It was a kind of time table specially planned for a rubber tapping community because it released able bodied children to help with the family daily work. Town schools however had either morning or afternoon sessions, or both. Children who attended afternoon sessions would have helped parents to earn some money in the morning. And by afternoon, they would have been too tired, and were therefore often beaten in the head by teachers.*(for sleeping in the class or for not doing any homework).
When the government took over the running of most schools in Sarawak after 1968, a national type of time table regulated school management and pupils no longer could help their parents tap rubber, fish in the river, or carry water for the home.
The Chung Cheng School in Nang Chong in the 1950's to 1960's, however made arrangements for school to start later in the morning at one time, so that the children of rubber tappers would first tap rubber and then attend school after about ten in the morning. A good day's rubber tapping would have been done by then.
It was not easy for the tired children to keep up with their school work according to my cousins.
And often, the boys especially would have to stay behind as punishment for poor Arithmetic work. The teacher would help the "retained students" to finish their sums and at the same gain understanding of the particular chapter.
|One of my older cousins Lau Kiing Nang, whose father was a village school headmaster and he went to Chung Cheng School. We never dared ask him if he was ever "retained" by teacher for maths. (Photo by Sarawakiana)|
In a way it was very important for the caring teachers to do this but some parents did not understand and took it as a "face losing" incident.
Some kids got retained in the afternoons all the time.
And upon their return, they would be beaten or they would "eat the rattan" a second time.

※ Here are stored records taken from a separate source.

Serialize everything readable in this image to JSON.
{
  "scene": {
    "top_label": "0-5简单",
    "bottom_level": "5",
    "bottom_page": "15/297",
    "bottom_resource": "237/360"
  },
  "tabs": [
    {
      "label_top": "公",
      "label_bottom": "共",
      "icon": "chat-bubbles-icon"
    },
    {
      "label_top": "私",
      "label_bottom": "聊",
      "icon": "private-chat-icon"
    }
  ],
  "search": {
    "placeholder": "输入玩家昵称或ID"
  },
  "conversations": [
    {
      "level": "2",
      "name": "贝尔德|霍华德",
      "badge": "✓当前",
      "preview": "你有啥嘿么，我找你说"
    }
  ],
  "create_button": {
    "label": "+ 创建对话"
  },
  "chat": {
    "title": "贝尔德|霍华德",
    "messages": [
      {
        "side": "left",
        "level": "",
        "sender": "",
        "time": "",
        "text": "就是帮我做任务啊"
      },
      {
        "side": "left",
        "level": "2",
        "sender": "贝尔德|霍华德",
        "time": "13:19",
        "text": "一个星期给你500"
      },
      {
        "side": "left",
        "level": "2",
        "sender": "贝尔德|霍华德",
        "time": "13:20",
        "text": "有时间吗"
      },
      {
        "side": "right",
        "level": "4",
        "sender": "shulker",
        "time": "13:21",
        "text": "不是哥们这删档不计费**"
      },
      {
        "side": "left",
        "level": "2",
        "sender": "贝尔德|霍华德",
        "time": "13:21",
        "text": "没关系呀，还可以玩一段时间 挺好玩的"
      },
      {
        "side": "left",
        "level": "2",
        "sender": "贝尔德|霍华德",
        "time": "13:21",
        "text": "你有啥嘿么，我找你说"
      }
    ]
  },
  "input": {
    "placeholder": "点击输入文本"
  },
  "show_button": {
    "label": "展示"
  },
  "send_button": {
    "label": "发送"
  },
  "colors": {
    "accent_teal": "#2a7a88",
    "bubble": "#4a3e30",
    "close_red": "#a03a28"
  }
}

Double punishment for the day when words got home.
|One of my cousins, Lau Chingm, who studied in Chung Cheng School, until she graduated from Form Five. This is my maternal grandparents large Nang Chong house. It was "slowly swept" away by the soil erosion caused by expresses in the 1970's, My uncle built a new wooden house further inland and my maternal grandmother lived in the new house for many years before she passed away peacefully.|
But my cousins would wait for each other. If one was retained, all would wait outside the classroom and together they would "half walk and half run" all the 50 minutes rubber garden path from school to Nang Chong. It was really frightening to be running barefooted in the gathering darkness.
|My older girl cousins would have missed the evening laundry hours by the river side and that would make my over worked aunts rather cross.(Photo by Sarawakiana)|
The girls needed the boys' protection in their walk home from school, and the boys needed the girls' defence when they faced their mothers.
But by then, very naturally, my cousins were already practising the Three Mustketeers' motto : One for all and All for One.